Task instructions
Which lines of the records below contain the string "price"? Report each of them.

Element data from apps and pages:

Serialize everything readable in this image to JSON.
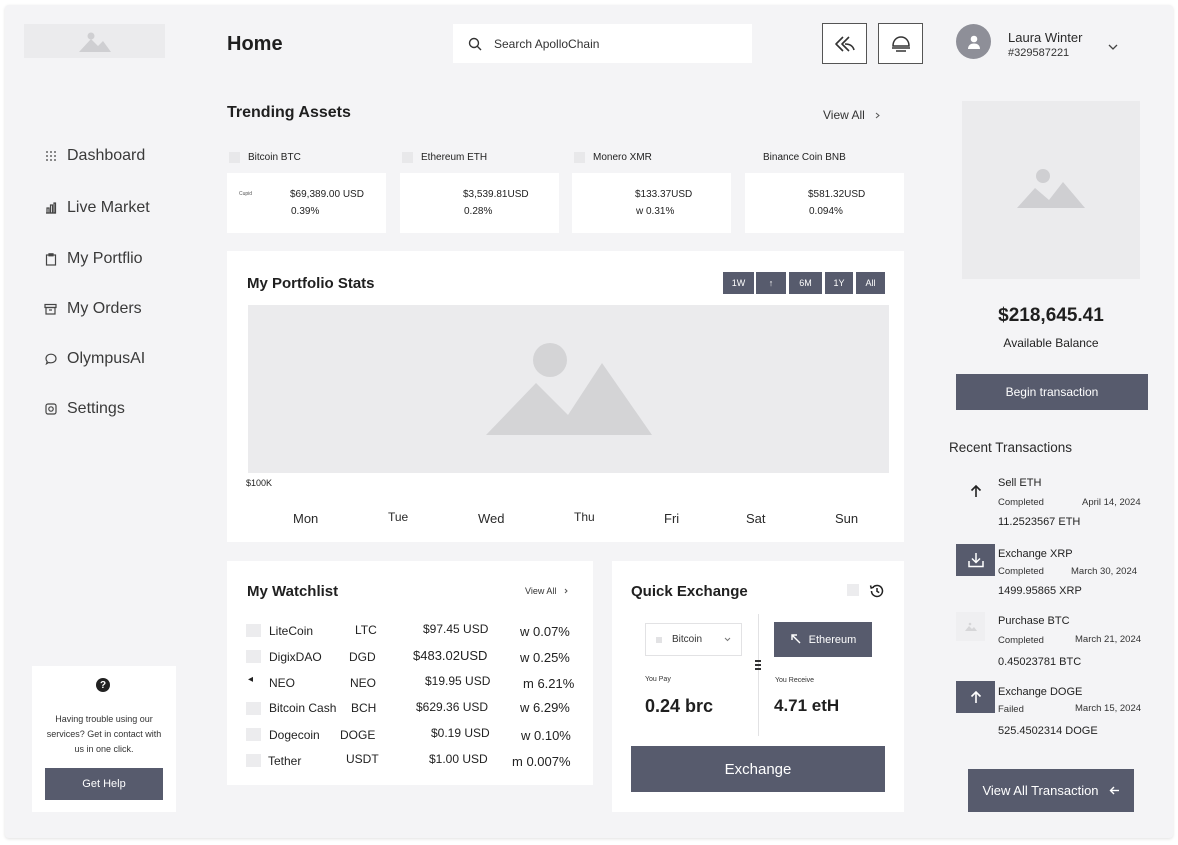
{
  "header": {
    "title": "Home",
    "search_placeholder": "Search ApolloChain",
    "user_name": "Laura Winter",
    "user_id": "#329587221"
  },
  "sidebar": {
    "items": [
      {
        "label": "Dashboard",
        "icon": "grid-dots-icon"
      },
      {
        "label": "Live Market",
        "icon": "bar-chart-icon"
      },
      {
        "label": "My Portflio",
        "icon": "clipboard-icon"
      },
      {
        "label": "My Orders",
        "icon": "box-icon"
      },
      {
        "label": "OlympusAI",
        "icon": "chat-bubble-icon"
      },
      {
        "label": "Settings",
        "icon": "settings-square-icon"
      }
    ],
    "help": {
      "text": "Having trouble using our services? Get in contact with us in one click.",
      "button": "Get Help"
    }
  },
  "trending": {
    "title": "Trending Assets",
    "view_all": "View All",
    "assets": [
      {
        "name": "Bitcoin BTC",
        "tag": "Cupid",
        "price": "$69,389.00 USD",
        "change": "0.39%"
      },
      {
        "name": "Ethereum ETH",
        "tag": "",
        "price": "$3,539.81USD",
        "change": "0.28%"
      },
      {
        "name": "Monero XMR",
        "tag": "",
        "price": "$133.37USD",
        "change": "w 0.31%"
      },
      {
        "name": "Binance Coin BNB",
        "tag": "",
        "price": "$581.32USD",
        "change": "0.094%"
      }
    ]
  },
  "portfolio_stats": {
    "title": "My Portfolio Stats",
    "ranges": [
      "1W",
      "↑",
      "6M",
      "1Y",
      "All"
    ],
    "y_label": "$100K",
    "days": [
      "Mon",
      "Tue",
      "Wed",
      "Thu",
      "Fri",
      "Sat",
      "Sun"
    ]
  },
  "watchlist": {
    "title": "My Watchlist",
    "view_all": "View All",
    "rows": [
      {
        "name": "LiteCoin",
        "symbol": "LTC",
        "price": "$97.45 USD",
        "change": "w 0.07%"
      },
      {
        "name": "DigixDAO",
        "symbol": "DGD",
        "price": "$483.02USD",
        "change": "w 0.25%"
      },
      {
        "name": "NEO",
        "symbol": "NEO",
        "price": "$19.95 USD",
        "change": "m 6.21%"
      },
      {
        "name": "Bitcoin Cash",
        "symbol": "BCH",
        "price": "$629.36 USD",
        "change": "w 6.29%"
      },
      {
        "name": "Dogecoin",
        "symbol": "DOGE",
        "price": "$0.19 USD",
        "change": "w 0.10%"
      },
      {
        "name": "Tether",
        "symbol": "USDT",
        "price": "$1.00 USD",
        "change": "m 0.007%"
      }
    ]
  },
  "quick_exchange": {
    "title": "Quick Exchange",
    "from_currency": "Bitcoin",
    "to_currency": "Ethereum",
    "pay_label": "You Pay",
    "pay_amount": "0.24 brc",
    "receive_label": "You Receive",
    "receive_amount": "4.71 etH",
    "button": "Exchange"
  },
  "balance": {
    "amount": "$218,645.41",
    "label": "Available Balance",
    "button": "Begin transaction"
  },
  "recent": {
    "title": "Recent Transactions",
    "items": [
      {
        "title": "Sell ETH",
        "status": "Completed",
        "date": "April 14, 2024",
        "amount": "11.2523567 ETH",
        "icon": "arrow-up-icon"
      },
      {
        "title": "Exchange XRP",
        "status": "Completed",
        "date": "March 30, 2024",
        "amount": "1499.95865 XRP",
        "icon": "download-icon"
      },
      {
        "title": "Purchase BTC",
        "status": "Completed",
        "date": "March 21, 2024",
        "amount": "0.45023781 BTC",
        "icon": "image-placeholder-icon"
      },
      {
        "title": "Exchange DOGE",
        "status": "Failed",
        "date": "March 15, 2024",
        "amount": "525.4502314 DOGE",
        "icon": "arrow-up-icon"
      }
    ],
    "view_all_button": "View All Transaction"
  }
}
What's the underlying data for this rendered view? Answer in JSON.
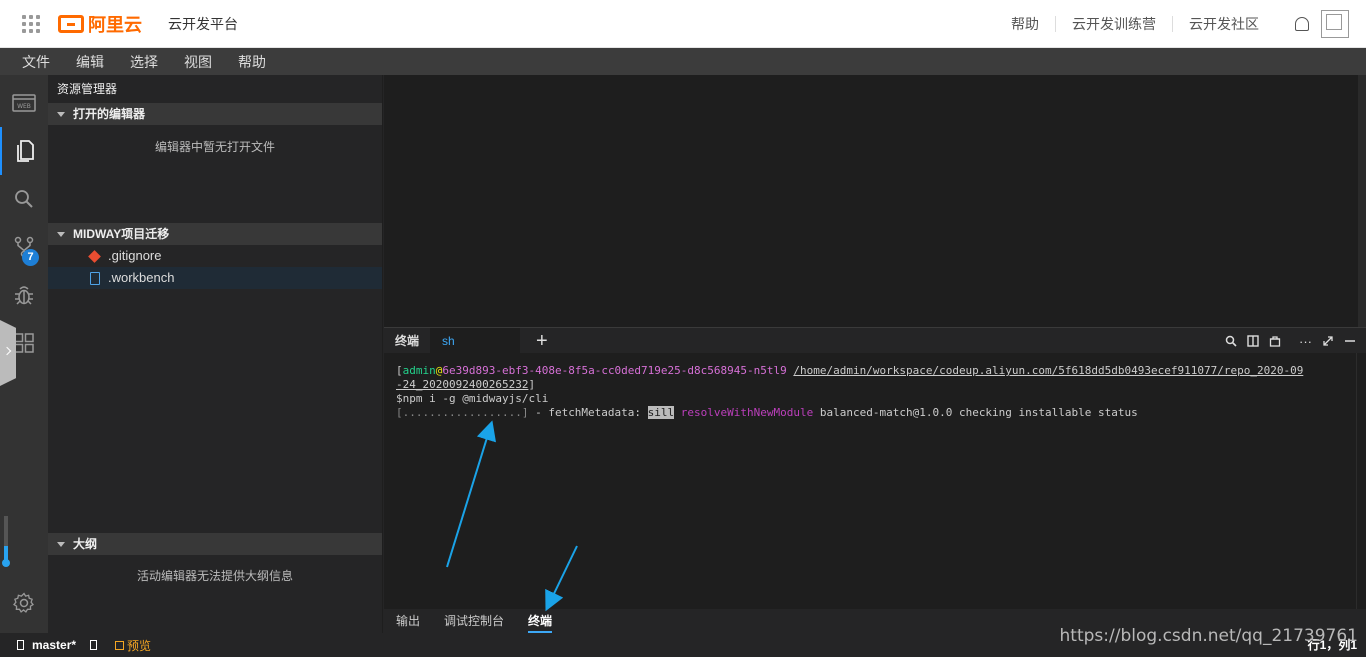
{
  "topbar": {
    "logo_text": "阿里云",
    "platform": "云开发平台",
    "links": [
      "帮助",
      "云开发训练营",
      "云开发社区"
    ]
  },
  "menubar": [
    "文件",
    "编辑",
    "选择",
    "视图",
    "帮助"
  ],
  "activitybar": {
    "scm_badge": "7"
  },
  "sidebar": {
    "title": "资源管理器",
    "open_editors": "打开的编辑器",
    "open_editors_empty": "编辑器中暂无打开文件",
    "project": "MIDWAY项目迁移",
    "files": [
      ".gitignore",
      ".workbench"
    ],
    "outline": "大纲",
    "outline_empty": "活动编辑器无法提供大纲信息"
  },
  "panel": {
    "tabs": [
      "终端",
      "sh"
    ],
    "bottom_tabs": [
      "输出",
      "调试控制台",
      "终端"
    ],
    "terminal": {
      "bracket_open": "[",
      "user": "admin",
      "at": "@",
      "host": "6e39d893-ebf3-408e-8f5a-cc0ded719e25-d8c568945-n5tl9",
      "path_line1": "/home/admin/workspace/codeup.aliyun.com/5f618dd5db0493ecef911077/repo_2020-09",
      "path_line2": "-24_2020092400265232",
      "bracket_close": "]",
      "cmd": "$npm i -g @midwayjs/cli",
      "progress_dots": "[..................]",
      "progress_text": " - fetchMetadata: ",
      "sill": "sill",
      "resolve": "resolveWithNewModule",
      "status": " balanced-match@1.0.0 checking installable status"
    }
  },
  "statusbar": {
    "branch": "master*",
    "preview": "预览",
    "cursor": "行1，列1",
    "watermark": "https://blog.csdn.net/qq_21739761"
  }
}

Your response
        "price": "$69,389.00 USD",
        "price": "$3,539.81USD",
        "price": "$133.37USD",
        "price": "$581.32USD",
        "price": "$97.45 USD",
        "price": "$483.02USD",
        "price": "$19.95 USD",
        "price": "$629.36 USD",
        "price": "$0.19 USD",
        "price": "$1.00 USD",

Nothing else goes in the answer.